LITTLETON: Littleton Middle School students are driving to the basket and starting the conversation about diversity, equity, and inclusion in the Littleton school community by taking part in the Playbook Initiative. The Playbook Initiative, a partnership between Project 351, the Boston Celtics, and the Massachusetts Association of School Superintendents (MASS), is an anti-discrimination and bias-prevention program led by student trainers in communities throughout the state.
Interest in participating in the program at Littleton Middle School was significant. Out of nearly 50 applications, 30 LMS students who demonstrated their desire to foster a community of tolerance and belonging were selected to become "student influencers."

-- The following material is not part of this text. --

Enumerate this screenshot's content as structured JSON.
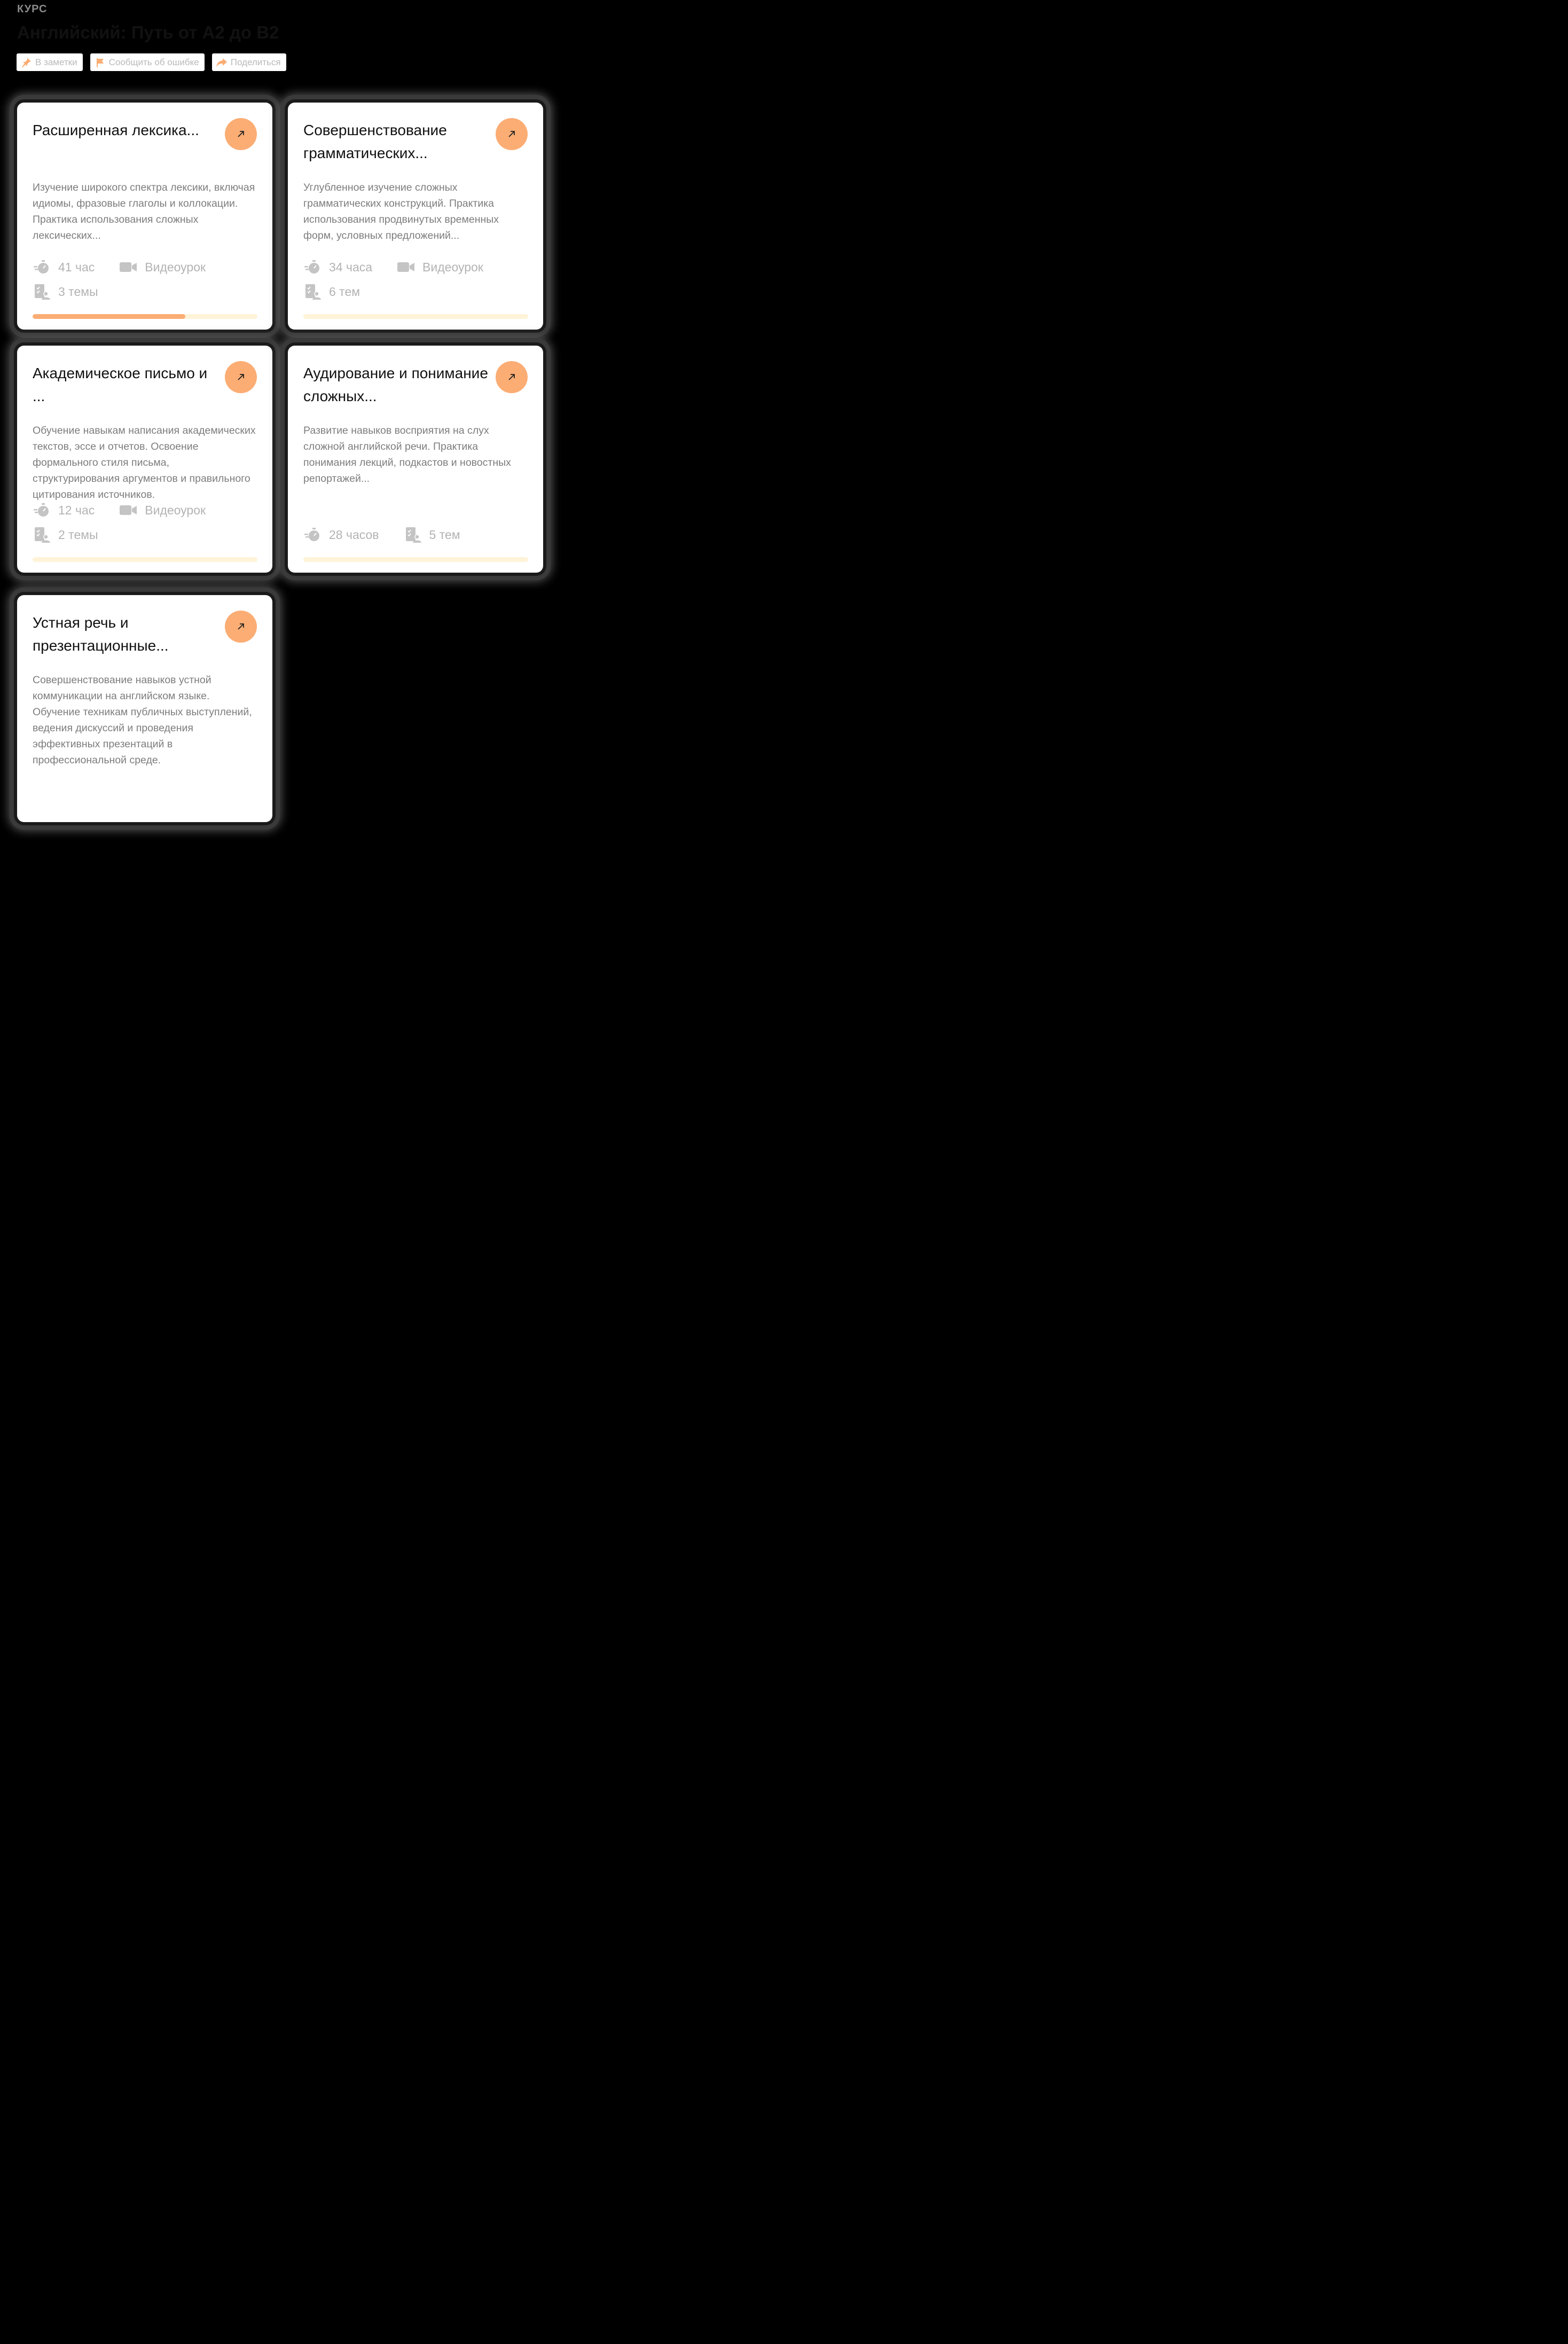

Littleton's Playbook Initiative 2024 Team Roster was soon solidified. Student influencers include Grade 6 students Madison Saunders, Aubrey McCarthy, Emilia Garrido, Nora Pasquale, Lana Yang, and Lauren Fitzgerald; Grade 7 students Nyla Jacob, Darsh Sharma, Sara Kerrigan, Drew Murch, Sophia Capoccia, Zach Ryan, Henry Young, Ruby Willis, and Abigail Muddasu; and Grade 8 students Caroline Nash, Adi Loan, Caroline DeChane, Aiden Donohue, Kyra Grant, Christina Rains, Makayla Rydwansky, Amby Harriman, Brianna Tucker, Janie Laferty, Eric Santos, Cassidy Forsberg, and Abak Maraial.
"Littleton's Playbook Leadership Team (PLT) has embraced this initiative and is committed to being architects of a more inclusive, responsive, and just school community," said Mary Cringan, Project 351 Educators Advisory Group Chair and Playbook Educators Coach. "The Littleton community will be enriched through inspiration, collaboration, and celebrating the voices of the students who are working hard to be change makers and bridge builders. It's a pleasure and privilege to work and learn from the PLT from Littleton."

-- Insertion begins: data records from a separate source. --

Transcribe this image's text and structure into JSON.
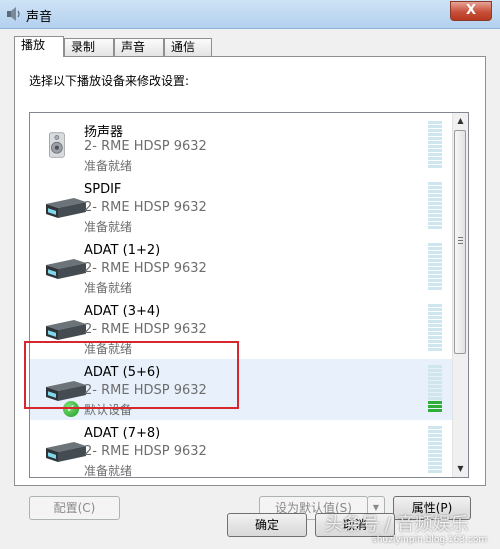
{
  "window": {
    "title": "声音",
    "close_glyph": "X"
  },
  "tabs": [
    {
      "label": "播放",
      "active": true
    },
    {
      "label": "录制",
      "active": false
    },
    {
      "label": "声音",
      "active": false
    },
    {
      "label": "通信",
      "active": false
    }
  ],
  "instruction": "选择以下播放设备来修改设置:",
  "devices": [
    {
      "name": "扬声器",
      "driver": "2- RME HDSP 9632",
      "status": "准备就绪",
      "icon": "speaker-icon"
    },
    {
      "name": "SPDIF",
      "driver": "2- RME HDSP 9632",
      "status": "准备就绪",
      "icon": "audio-device-icon"
    },
    {
      "name": "ADAT (1+2)",
      "driver": "2- RME HDSP 9632",
      "status": "准备就绪",
      "icon": "audio-device-icon"
    },
    {
      "name": "ADAT (3+4)",
      "driver": "2- RME HDSP 9632",
      "status": "准备就绪",
      "icon": "audio-device-icon"
    },
    {
      "name": "ADAT (5+6)",
      "driver": "2- RME HDSP 9632",
      "status": "默认设备",
      "icon": "audio-device-icon",
      "default": true,
      "level": 0.25
    },
    {
      "name": "ADAT (7+8)",
      "driver": "2- RME HDSP 9632",
      "status": "准备就绪",
      "icon": "audio-device-icon"
    }
  ],
  "buttons": {
    "configure": "配置(C)",
    "set_default": "设为默认值(S)",
    "properties": "属性(P)",
    "ok": "确定",
    "cancel": "取消"
  },
  "watermark": {
    "text": "头条号 / 音频娱乐",
    "url": "shuziyinpin.blog.163.com"
  },
  "colors": {
    "highlight": "#d6262e",
    "meter_on": "#2fae3a",
    "meter_off": "#cfe6ee"
  }
}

As part of the program, student influencers meet during school hours to partake in two 90-minute workshops where they break the ice, open up to one another, and engage in discussions and activities surrounding Diversity, Equity, Inclusion, and Belonging (DEIB).
Workshops are led by Peer Trainers from Littleton High School sophomores, Lead Trainer Haaris Khan and Deputy Trainer Keirob Cherubino. Cherubino and Khan were motivated to become Peer Trainers due to a common desire to strengthen the Littleton school community and spread their knowledge of DEIB to the younger students.
"In teaching students the significance of Diversity, Equity, and Inclusion, as well as Belonging, I want to make them feel comfortable when they're discussing related events or issues, and not be discouraged to come ask questions," said Cherubino.
"As a Littleton student, I have seen first-hand how diversity enriches our community," said Khan. It is important to educate our youth in the topics of bias and discrimination and the significance of equity and acceptance to make every person within our town and the world beyond feel a sense of belonging."
The theory of the Playbook hypothesizes that if it is possible for athletes to prepare for games by studying and practicing “plays," then perhaps the same holds true for social situations as it relates to preparing students to confront bias and discrimination.
In their first workshop, students used a "Playbook" to navigate through difficult conversations about students' own lives, as well as work through scenarios dealing with issues of bias and discrimination.
Student influencers shared their thoughts about the first workshop during the Littleton School Committee meeting that evening.
Madison Saunders, Grade 6, took to the podium to share her enthusiasm for the program and excitement to learn about the different perspectives of her classmates.
"My experience in the Playbook Initiative workshop today was very exciting. I got to hear a lot of people's opinions about the statements and scenarios we had in our Playbooks. It made me understand that this is what people go through from different religions and cultures, and I was very happy that people were open to telling us about their personal lives. I cannot wait to learn more about how to become a better leader."
Kyra Grant, Grade 8, shared an excerpt from her application, "I firmly believe that exposure to other people's points of view helps you grow a tolerance and understanding for others. The Playbook Initiative would be an incredible opportunity for me to learn how to build a community of diversity that is not only accepted but celebrated."
Advising the program are Director of Student Services and District Equity Coordinator Lyn Snow and Littleton Middle School Assistant Principal Matt Levangie, who shared their pride with the School Committee for the vulnerability the students have shown in their work so far.
"This is a powerful example of how important it is to elevate student voice," said Snow. "I'm beyond impressed by these students and I applaud their bravery and willingness to engage in these difficult conversations. This is a skill that many adults – myself included – find challenging."
"I'm so impressed by the number of students who wanted to be part of the Playbook Initiative," Superintendent Kelly Clenchy expressed during the School Committee Meeting. "Today, I witnessed a number of you come up to the podium and talk about things that are important to you. I have been an advocate for student voice for a number of years, and I believe that it is one way we can start the conversation about celebrating diversity. I hope that this is only the beginning for our students to talk about things that are important to them in our schools."